Our guest blogger is Sally Steenland, Director of the Faith and Progressive Policy Initiative at the Center for American Progress Action Fund.
Now that Mitt Romney has picked Rep. Paul Ryan (R-WI) as his running mate, Ryan’s radical budget constitutes Romney’s economic platform. The Ryan-Romney budget is based on a number of false and dangerous notions: that an unfettered free market can provide all that society needs, that slashing critical programs for struggling families while cutting taxes for the rich will make the nation stronger, and that ruthless individualism and selfishness trump community.
Not surprisingly, faith leaders condemned the Ryan budget — and the philosophy behind it — when it was first introduced in the House of Representatives last year. They intensified their criticism when the House passed the Ryan budget this spring. Here’s some of what them said:
— Catholic nuns, priests, and friars have called the Ryan budget “immoral,” a “severe failure,” and the “height of hypocrisy.” Sister Simone Campbell led a 17-city “Nuns on the Bus” tour this summer to visit faith-based social service programs that would be hurt by cuts proposed in the Ryan budget. Last week her organization, NETWORK, and the Franciscan Action Network invited Mitt Romney to spend a day with them visiting the poor in order to meet the people who’d be affected by their budget cuts. NETWORK issued a statement after the Ryan-VP announcement saying, “We agree with Catholic Bishops that Paul Ryan’s budget fails the test of Catholic Social Teaching since it deliberately harms people at the economic margins.”

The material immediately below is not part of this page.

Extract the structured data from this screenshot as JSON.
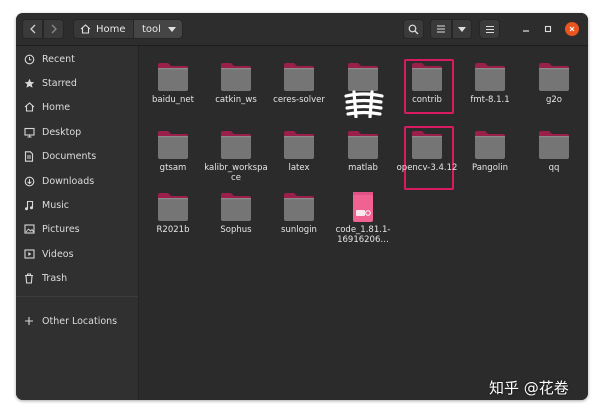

— Catholic bishops have called the Ryan budget “unjustified and wrong” and failing a moral test. In April the U.S. Conference of Catholic Bishops sent a public letter to the House of Representatives saying that the federal budget must “protect poor, vulnerable people.”
Diverse other faith leaders have condemned the Ryan budget as “immoral” and “irresponsible” for cutting safety net programs while protecting the richest from shared sacrifice. Here is what they’ve said:
— Lisa Sharon Harper from Sojourners: “It is simply unconscionable to balance the budget on the backs of struggling Americans while protecting tax breaks for millionaires. Churches and faith-based nonprofits are already fighting an uphill battle to meet the needs of their communities. They don’t need politicians making their work even harder because Congress is dead set on politicizing a simple duty of common sense governance.”
— Rabbi Jack Moline of the Rabbinical Assembly: “The poor are not statistics….it is unimaginable to look in the face of a child who would go hungry without government assistance and say, ‘Sorry — we need to reduce the deficit.’”
— Rev. Gabriele Salguero of the National Latino Evangelical coalition: “Budgets reflect our deepest moral commitments. Politicians ought to remember that protecting vulnerable families and children is at the center of the biblical command to care for the poor.”